In keeping up with a changing economy, the monastery has started focusing more on visitors’ attractions, she said. As a momentary break from the hustle and bustle of Pamplona’s city life, guests can stay in the hotel adjacent to the monks’ quarters for as long as they wish. The hotel, fashioned on the site of the former monastery, was constructed in 1979 but has undergone renovations.

The hotel has 32 rooms that range in price from 35 to 77 euro (approximately $45 to $100), depending on the season. The hotel offers sweeping views of the reservoir and countryside and is busiest during the Easter and summer months, Albornez said.

Though part of the serenity of the monastery is living a simpler lifestyle than guests’ day-to-day routine, they do not have to forfeit the pleasures of eating well. The monastery’s restaurant features cuisine traditional of the Navarre region.

“The menu changes from one day to the other,” said head chef Jesus Torrea, who has been working there for 12 years. “I love the freedom to choose meats each day.”

Though the menu changes frequently, guests can expect many ingredients to remain the same, Albornez said. Lamb and beef flavored with garlic and onion accompanied by the region’s freshly grown white asparagus is just one example of what visitors can expect.
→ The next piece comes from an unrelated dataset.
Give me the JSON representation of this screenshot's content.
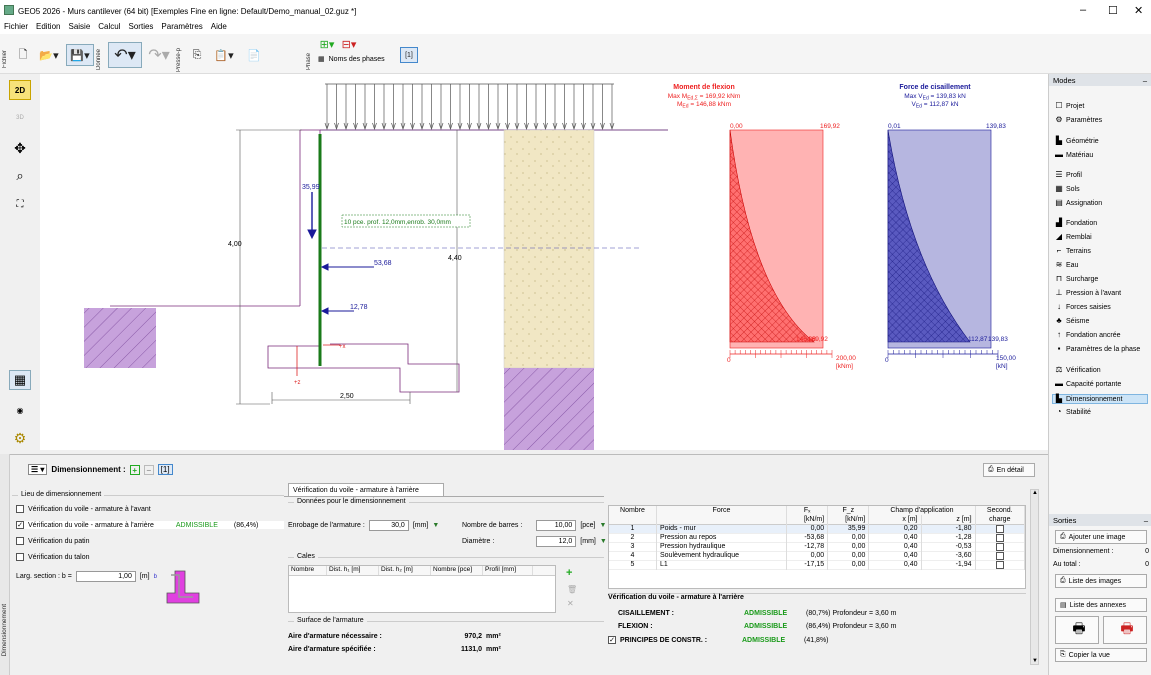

Whether enjoying an anniversary dinner or celebrating a baptism, wedding or other large-scale event, the restaurant can accommodate all needs, she said.

One group, longtime friends and new acquaintances, sat near the window sipping sweet red wine sharing stories and food. From the outside, the guests appeared to be at home in their dining room, laughing and enjoying one another’s company. The natural landscape outside the nearby window and the privacy of their table created an atmosphere of welcome, which can be felt throughout the monastery’s premises.
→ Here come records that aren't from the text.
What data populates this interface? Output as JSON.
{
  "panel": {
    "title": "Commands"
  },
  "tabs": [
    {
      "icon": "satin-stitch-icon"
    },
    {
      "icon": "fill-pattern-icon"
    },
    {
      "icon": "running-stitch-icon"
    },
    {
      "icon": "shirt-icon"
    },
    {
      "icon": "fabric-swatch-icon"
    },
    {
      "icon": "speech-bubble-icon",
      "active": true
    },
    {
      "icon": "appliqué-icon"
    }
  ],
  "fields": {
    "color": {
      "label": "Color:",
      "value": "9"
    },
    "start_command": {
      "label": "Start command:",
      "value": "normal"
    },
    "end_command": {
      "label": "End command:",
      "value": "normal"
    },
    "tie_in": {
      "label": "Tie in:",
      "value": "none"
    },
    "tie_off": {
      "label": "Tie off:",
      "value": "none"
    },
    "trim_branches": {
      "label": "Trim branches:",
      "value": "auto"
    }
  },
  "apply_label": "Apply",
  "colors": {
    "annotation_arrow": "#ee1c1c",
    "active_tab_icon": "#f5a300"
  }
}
The group of 10 from Madrid agreed in unison, “We like it— the meal, the service and the food— and we want to visit it again.”

If the group does visit again, they will likely find new attractions added to the historical site. The monks hope to repair one of the most important organs in Northern Spain and host concerts as soon as 2014, Juansaras said.

But the monks aren’t the only ones hard at work. Albornez, who has assisted in the management and tourism activities at the monastery, hopes to build a restaurant with a bar and terrace overlooking the sparkling turquoise hue of the reservoir below.

Whether looking for religious guidance or simple solace from a fast-paced society, the monastery welcomes everyone, Albornoz said. Nestled in the hillside 30 minutes from town, El Monasterio de Leyre is a refuge not only for the weary, but for history fans as well.